On May 15-16, 2017, Eugene Cornelius, Jr., Deputy Associate Administrator for the Office of International Trade with the U.S. Small Business Administration (SBA), discussed themes related to “Diversity in Business” and “Startup Development” in Salvador, Bahia. On the program’s first day, Cornelius did a tour of Afro-Brazilian cultural NGOs and religious organizations that offer entrepreneurship programs. Visited organizations included the Terreiro Ilê Axé Opô Afonjá, where he learned about an Afro-descendent embroidery entrepreneurship program. Cornelius also stopped at Pracatum and Olodum NGOs, where he discussed entrepreneurship programs in the music industry. Correio newspaper covered the tour, and published a two-page story about it on the following day. In the afternoon, Cornelius visited the National Industry Service’s Integrated Campus of Manufacturing and Technology (SENAI/CIMATEC), a high tech R&D center for industry, where he lectured on “Investments for Startup Growth and Development” to a group of young entrepreneurs.
The cornerstone of the program was the seminar “Diversity in Business,” which took place on May 16, at the Bahia Chapter of the National Confederation of Commerce in Goods, Services and Tourism (FECOMERCIO-BA) and was organized by Correio, the largest newspaper in Northeast Brazil. Consul General James Story opened the program, and Cornelius offered the keynote address. The program ended with a workshop, where Cornelius presented strategies to promote minority business participation in the economic process. According to him, instead of engaging in a “politically correct” discussion about diversity, minority businesses should explain the economic benefits of inclusion, and focus their arguments on revenue and cost reduction. Cornelius stressed that minority businesses should explain to stakeholders that their participation in the economic process leads to unemployment reduction and increased tax collection from the perspective of state and local governments, enhances business chambers’ revenues, reduces costs in large businesses’ supply chains, and thereby promotes economic development.

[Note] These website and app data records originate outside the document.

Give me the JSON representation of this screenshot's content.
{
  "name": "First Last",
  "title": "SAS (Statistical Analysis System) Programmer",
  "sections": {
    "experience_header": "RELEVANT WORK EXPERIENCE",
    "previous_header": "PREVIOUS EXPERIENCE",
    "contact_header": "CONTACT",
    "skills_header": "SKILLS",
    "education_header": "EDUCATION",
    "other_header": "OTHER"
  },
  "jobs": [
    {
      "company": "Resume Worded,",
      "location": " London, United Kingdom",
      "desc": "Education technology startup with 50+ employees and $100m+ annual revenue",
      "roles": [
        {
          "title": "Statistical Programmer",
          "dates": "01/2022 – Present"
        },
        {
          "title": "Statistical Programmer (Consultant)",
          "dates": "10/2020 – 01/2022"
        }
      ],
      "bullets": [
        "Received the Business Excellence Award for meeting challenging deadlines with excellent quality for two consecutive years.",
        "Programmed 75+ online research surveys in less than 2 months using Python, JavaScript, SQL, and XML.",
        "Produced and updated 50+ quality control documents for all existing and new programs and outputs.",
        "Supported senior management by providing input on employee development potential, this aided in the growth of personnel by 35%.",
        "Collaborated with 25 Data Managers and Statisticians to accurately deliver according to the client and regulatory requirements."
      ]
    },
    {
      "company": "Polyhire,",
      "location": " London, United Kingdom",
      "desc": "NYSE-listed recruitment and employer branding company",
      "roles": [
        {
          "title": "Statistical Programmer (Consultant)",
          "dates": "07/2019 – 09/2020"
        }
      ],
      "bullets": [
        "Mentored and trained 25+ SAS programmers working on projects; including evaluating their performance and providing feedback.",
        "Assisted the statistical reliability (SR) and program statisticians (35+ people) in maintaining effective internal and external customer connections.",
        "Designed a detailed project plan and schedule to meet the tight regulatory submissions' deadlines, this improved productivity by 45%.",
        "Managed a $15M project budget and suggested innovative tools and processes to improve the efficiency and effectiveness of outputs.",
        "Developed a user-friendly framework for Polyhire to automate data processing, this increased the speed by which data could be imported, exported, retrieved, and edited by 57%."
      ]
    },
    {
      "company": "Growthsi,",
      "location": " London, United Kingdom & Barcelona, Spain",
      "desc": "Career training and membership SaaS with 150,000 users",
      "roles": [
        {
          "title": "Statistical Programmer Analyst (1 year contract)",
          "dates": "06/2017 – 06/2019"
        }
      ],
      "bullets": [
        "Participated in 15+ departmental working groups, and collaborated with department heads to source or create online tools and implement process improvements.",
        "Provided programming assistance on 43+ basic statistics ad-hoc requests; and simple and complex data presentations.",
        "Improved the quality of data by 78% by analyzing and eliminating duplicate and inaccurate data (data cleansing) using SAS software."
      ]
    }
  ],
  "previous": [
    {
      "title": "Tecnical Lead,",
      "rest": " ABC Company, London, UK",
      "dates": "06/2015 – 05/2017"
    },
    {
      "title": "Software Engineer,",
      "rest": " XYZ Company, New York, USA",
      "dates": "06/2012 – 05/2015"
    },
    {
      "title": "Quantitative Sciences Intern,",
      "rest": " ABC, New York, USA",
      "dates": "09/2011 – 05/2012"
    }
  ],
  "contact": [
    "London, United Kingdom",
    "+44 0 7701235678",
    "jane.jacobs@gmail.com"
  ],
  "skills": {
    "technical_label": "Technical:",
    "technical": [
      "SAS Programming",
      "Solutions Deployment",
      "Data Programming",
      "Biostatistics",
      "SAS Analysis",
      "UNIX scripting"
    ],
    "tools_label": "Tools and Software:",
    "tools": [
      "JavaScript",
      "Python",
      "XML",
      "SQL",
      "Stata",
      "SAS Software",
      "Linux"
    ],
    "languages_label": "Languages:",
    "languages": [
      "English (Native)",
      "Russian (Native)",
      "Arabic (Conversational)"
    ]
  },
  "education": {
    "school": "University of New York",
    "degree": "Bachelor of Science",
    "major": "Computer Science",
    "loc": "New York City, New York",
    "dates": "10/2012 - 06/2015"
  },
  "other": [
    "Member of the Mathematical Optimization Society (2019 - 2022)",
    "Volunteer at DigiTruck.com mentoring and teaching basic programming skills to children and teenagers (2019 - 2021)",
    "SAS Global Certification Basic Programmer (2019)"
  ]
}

Cornelius reached out to a total audience of 250, including state and local government officials, businesspeople, corporate executives, entrepreneurs, innovation specialists, small business owners, members of business chambers, Afro-Brazilian activists, NGO leaders, academics, students and journalists. The program received outstanding press coverage, including two full two-page articles published by Correio newspaper, and an interview to TV Bahia. Eugene Cornelius’ visit to Bahia supported U.S. Diplomatic Mission’s JAPER (U.S.-Brazil Joint Action Plan to Eliminate Racial and Ethnic Discrimination and Promote Equality) efforts to promote diversity in business and entrepreneurial opportunities for Afro-Brazilians.